A new Berkeley Law initiative explores how to make the civil justice system more accessible and fair to those seeking relief.
Through interdisciplinary, independent, and academically based research, the Civil Justice Research Initiative (CJRI) examines how the system can better deliver justice to everyday people seeking redress in courts. Topics of interest include inadequate court funding; the provision of legal services to those who cannot afford private lawyers; the effects of arbitration clauses; restrictions on class-action lawsuits; and other barriers to legal remedies.
“Too often, the courthouse doors are closed to those who have suffered serious injuries and violations of their rights,” says Dean Erwin Chemerinsky, the initiative’s founding chair.
Chemerinsky originally launched the CJRI in November 2016 while dean at UC Irvine School of Law. In writing his book Closing the Courthouse Door, he found little independent research regarding access to courts. UCI Law received approximately $1 million in support for the project, led by a $250,000 gift from Richard Bridgford of Bridgford, Gleason & Artinian.

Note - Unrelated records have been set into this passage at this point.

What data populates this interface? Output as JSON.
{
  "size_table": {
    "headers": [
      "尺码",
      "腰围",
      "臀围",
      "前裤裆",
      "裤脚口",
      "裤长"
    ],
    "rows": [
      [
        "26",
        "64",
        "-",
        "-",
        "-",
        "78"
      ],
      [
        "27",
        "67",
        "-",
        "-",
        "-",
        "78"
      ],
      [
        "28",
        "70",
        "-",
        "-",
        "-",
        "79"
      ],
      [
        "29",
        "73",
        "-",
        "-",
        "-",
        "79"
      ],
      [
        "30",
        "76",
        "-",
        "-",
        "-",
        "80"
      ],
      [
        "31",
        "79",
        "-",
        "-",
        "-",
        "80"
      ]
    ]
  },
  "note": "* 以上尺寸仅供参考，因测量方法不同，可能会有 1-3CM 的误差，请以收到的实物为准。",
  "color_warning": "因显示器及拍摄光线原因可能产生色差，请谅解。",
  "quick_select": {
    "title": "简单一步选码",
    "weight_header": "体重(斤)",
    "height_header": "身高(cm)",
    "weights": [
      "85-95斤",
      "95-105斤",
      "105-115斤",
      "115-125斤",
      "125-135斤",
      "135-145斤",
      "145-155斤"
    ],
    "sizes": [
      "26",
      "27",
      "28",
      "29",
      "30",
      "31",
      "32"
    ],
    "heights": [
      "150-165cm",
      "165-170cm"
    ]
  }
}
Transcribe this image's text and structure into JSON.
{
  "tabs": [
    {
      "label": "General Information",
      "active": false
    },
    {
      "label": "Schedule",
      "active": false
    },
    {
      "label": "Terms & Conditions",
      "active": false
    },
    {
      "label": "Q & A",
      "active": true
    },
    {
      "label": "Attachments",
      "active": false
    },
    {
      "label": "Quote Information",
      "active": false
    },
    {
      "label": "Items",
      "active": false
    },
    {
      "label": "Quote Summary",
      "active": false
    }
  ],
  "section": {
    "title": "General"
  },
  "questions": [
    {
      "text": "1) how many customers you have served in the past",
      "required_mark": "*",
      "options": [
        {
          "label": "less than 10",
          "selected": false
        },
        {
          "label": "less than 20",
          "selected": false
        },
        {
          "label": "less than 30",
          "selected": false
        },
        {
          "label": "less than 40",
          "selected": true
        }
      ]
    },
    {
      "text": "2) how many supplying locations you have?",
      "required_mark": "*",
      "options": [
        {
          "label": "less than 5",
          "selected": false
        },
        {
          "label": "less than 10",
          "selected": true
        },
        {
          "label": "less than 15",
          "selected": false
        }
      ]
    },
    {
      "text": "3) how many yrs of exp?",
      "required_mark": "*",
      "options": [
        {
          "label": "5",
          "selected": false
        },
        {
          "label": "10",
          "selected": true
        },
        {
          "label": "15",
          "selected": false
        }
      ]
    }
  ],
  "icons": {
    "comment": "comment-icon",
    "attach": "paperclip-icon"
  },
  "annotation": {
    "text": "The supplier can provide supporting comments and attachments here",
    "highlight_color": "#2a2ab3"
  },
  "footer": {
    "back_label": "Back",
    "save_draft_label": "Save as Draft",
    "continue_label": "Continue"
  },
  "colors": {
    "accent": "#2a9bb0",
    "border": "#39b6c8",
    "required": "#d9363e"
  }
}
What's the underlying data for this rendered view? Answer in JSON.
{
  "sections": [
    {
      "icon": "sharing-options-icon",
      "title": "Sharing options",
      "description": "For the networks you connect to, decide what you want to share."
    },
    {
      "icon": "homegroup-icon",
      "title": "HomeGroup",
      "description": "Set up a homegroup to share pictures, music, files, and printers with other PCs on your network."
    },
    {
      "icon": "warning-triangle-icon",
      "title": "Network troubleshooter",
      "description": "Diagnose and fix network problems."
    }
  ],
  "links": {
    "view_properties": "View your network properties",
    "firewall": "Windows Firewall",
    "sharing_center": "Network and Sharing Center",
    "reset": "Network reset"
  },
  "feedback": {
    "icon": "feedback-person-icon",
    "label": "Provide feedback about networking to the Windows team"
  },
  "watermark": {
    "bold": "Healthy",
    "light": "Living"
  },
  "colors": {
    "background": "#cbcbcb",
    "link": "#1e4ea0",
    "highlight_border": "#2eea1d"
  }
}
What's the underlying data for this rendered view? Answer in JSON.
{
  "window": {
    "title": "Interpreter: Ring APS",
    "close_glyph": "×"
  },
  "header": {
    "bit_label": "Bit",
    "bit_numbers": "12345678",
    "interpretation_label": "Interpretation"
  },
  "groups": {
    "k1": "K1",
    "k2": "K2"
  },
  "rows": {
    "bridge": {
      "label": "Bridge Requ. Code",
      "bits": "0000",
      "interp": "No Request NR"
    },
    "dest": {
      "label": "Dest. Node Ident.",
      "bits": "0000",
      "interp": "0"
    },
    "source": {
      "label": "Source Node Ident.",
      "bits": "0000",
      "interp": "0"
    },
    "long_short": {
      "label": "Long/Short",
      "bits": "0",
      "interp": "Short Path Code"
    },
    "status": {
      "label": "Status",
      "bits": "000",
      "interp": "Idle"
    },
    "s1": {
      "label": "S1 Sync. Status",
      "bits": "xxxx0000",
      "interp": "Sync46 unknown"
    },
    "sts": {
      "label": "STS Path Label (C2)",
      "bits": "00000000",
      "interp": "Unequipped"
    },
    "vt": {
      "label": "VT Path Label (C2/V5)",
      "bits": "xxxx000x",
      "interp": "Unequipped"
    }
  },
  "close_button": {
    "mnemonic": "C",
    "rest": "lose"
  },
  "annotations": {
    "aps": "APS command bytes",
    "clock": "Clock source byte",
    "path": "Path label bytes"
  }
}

The initiative is now a joint project of Berkeley Law and UCI Law. Executive Director Anne Bloom, now in Berkeley, aims to “advance a field of study that’s been neglected” through systematic and rigorous research.
“Our legal system and democratic institutions are crafted on the notion that we’re all entitled to our day in court,” says Bloom, who coordinates CJRI projects and events with Chemerinsky and UCI Faculty Director Shauhin Talesh (Ph.D. ’11). “But we have relatively little research on how well that principle is operating.”
In 2017, the CJRI’s inaugural conference in Irvine focused on access to legal services for low-income Americans, the access to justice implications of new developments in arbitration, and recent developments in complex litigation.
At the initiative’s first Berkeley symposium in April 2018, scholars and practitioners from around the country discussed recent court outcomes research— including a sharp decline in plaintiff victories in federal courts. A recent CJRI white paper explored this development in more detail and made recommendations for future research to illuminate why it is happening. A copy is available on the CJRI’s website, www.civiljusticeinitiative.org.
Future events will focus on topics such as civil jury improvement, ethical concerns in domestic arbitration, and access to justice issues in the context of racialized violence. In addition to organizing conferences and producing white papers, the initiative posts research on the civil justice system on its website, provides links to other organizations conducting research on access to justice issues, and hosts a speakers series featuring prominent litigators and policymakers in the civil justice field.
“We want to provide quality research to inform policy discussions and encourage scholars and practitioners to engage more with each other in discussing civil justice issues,” says Bloom. “It’s imperative that we work together to research and identify workable solutions to the growing limits on the public’s access to justice.”
Law students will serve as CJRI project research assistants and scholars from around the country are affiliated research fellows. The initiative also works with other researchers to assess how best to gather reliable data about the civil justice system and whether to create a central repository for scholars and policymakers.
With wealth stratification rapidly increasing, courts underfunded, and growing attacks on the rule of law, Bloom relishes the initiative’s challenge. “The way I see it,” she says, “this work is more important than ever.”